Lourie said his bill would not impose on the state's 1,500 home-based centers the myriad rules now required of larger, licensed centers. It would, however, give the state the power to occasionally check in, he said.
"If you are keeping children in your home for a business to make an income, I think the state has an obligation to make sure some basic standards are in place," Lourie said.
The bill also takes aim at a state advisory board that can veto proposed child care regulations before lawmakers even consider them. Lourie's bill takes away the board's veto power and lowers the industry's representation on the board by one and gives that slot to a parent. Lourie and others have said that the industry has too much power to quash proposed regulations it doesn't like.
Child care industry leaders say they don't oppose oversight but are wary of regulations that would raise costs out of the reach of working parents.
Susan DeVenny, director of First Steps, applauded lawmakers' interest in child care issues and said she hopes the attention builds support for a voluntary five-level rating program for child care centers. Most other states already offer parents such a resource.
The proposed rating system would include grants and tax incentives to help centers achieve higher ratings, provide tax credits for parents who place their children in high-ranking centers and offer financial incentives to teachers and caregivers who pursue additional education in their profession.
DeVenny said she believes child care operators will buy into the plan because it includes practical tools to help them improve their businesses and raise the quality of care for children.
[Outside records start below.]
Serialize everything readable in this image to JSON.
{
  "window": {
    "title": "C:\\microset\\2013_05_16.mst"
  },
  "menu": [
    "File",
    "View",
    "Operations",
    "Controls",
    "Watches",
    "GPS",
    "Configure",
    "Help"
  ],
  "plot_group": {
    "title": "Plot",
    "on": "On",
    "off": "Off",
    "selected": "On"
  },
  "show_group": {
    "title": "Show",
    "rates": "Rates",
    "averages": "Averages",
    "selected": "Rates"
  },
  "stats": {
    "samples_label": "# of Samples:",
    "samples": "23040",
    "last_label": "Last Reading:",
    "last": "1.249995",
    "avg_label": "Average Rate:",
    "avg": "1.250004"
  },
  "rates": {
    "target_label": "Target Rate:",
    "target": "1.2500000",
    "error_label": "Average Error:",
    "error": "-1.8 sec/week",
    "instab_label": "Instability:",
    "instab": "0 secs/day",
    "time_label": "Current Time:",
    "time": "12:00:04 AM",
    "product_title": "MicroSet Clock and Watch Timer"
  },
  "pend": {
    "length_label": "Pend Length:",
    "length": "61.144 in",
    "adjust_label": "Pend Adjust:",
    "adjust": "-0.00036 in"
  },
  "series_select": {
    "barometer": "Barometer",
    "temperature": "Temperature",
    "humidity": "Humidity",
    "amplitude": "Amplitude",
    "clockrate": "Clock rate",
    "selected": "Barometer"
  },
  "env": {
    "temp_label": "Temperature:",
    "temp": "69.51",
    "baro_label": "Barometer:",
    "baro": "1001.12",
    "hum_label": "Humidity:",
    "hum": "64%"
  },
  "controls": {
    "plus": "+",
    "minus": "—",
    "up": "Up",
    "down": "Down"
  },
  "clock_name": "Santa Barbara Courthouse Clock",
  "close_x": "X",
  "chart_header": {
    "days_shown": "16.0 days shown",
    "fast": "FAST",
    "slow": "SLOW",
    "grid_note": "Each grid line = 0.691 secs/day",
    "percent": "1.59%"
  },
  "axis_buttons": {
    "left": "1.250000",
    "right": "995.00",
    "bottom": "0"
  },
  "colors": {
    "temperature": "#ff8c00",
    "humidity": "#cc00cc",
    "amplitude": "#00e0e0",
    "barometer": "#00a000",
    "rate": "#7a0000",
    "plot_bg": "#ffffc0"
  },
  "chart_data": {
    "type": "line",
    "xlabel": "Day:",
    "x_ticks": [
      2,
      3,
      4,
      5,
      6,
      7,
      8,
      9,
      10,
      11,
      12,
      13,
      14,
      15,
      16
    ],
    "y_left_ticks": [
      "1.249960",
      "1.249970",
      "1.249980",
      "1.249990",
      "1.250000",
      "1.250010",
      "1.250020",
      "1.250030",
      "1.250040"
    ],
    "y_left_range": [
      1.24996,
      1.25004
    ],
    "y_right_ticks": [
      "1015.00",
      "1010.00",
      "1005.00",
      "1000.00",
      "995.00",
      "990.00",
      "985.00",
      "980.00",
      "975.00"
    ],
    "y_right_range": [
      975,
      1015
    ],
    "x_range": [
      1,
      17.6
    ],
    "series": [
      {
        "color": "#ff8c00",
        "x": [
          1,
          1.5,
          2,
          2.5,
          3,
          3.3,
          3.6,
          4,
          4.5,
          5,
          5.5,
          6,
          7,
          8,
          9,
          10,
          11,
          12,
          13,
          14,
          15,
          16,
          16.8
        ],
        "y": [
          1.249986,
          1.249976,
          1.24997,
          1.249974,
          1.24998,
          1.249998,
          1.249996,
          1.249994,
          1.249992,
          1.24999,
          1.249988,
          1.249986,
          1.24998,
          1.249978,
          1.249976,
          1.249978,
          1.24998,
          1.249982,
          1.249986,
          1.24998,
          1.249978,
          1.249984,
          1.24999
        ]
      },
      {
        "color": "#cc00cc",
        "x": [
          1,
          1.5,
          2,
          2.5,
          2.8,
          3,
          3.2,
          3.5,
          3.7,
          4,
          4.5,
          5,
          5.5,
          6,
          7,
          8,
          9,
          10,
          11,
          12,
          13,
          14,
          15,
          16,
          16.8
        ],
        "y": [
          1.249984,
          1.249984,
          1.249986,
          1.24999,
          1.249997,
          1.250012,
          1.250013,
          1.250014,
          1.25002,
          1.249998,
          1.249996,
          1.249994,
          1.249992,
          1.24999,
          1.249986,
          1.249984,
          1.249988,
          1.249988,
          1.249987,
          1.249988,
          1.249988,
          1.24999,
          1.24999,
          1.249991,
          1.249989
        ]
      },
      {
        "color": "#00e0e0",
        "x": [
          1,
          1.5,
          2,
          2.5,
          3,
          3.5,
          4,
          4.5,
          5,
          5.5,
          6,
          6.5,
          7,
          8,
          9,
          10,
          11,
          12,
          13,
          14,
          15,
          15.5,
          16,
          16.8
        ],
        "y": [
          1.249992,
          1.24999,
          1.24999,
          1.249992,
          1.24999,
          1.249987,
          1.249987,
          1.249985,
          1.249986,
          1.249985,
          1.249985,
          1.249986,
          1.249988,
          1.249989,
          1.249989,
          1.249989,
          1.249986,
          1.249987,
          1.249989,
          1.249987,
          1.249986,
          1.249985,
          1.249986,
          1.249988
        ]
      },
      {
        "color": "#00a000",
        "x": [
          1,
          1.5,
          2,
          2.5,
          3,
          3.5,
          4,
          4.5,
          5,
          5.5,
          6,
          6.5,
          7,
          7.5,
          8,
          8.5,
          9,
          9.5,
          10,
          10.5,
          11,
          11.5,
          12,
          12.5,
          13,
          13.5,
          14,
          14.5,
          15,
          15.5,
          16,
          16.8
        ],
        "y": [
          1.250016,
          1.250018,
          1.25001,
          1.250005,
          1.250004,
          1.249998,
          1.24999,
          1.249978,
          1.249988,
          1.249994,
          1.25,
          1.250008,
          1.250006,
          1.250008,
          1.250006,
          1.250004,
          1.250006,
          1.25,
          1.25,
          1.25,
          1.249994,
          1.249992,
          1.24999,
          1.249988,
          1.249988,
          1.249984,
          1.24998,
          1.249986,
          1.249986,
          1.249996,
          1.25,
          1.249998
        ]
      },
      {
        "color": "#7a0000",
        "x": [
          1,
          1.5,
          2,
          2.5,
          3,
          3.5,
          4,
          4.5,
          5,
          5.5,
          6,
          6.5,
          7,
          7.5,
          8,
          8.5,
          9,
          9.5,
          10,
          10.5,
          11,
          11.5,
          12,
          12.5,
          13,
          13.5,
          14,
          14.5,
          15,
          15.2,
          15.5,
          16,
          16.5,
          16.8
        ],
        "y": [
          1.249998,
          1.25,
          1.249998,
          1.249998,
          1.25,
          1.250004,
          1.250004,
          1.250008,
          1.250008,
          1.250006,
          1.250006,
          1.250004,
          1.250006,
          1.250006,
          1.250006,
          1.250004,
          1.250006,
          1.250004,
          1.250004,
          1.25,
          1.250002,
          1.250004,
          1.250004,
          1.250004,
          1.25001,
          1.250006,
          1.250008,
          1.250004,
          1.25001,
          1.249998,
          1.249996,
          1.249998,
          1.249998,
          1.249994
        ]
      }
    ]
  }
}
"It's not just about having standards," she said. "It needs to be tied to incentives that provide the wherewithal to achieve them."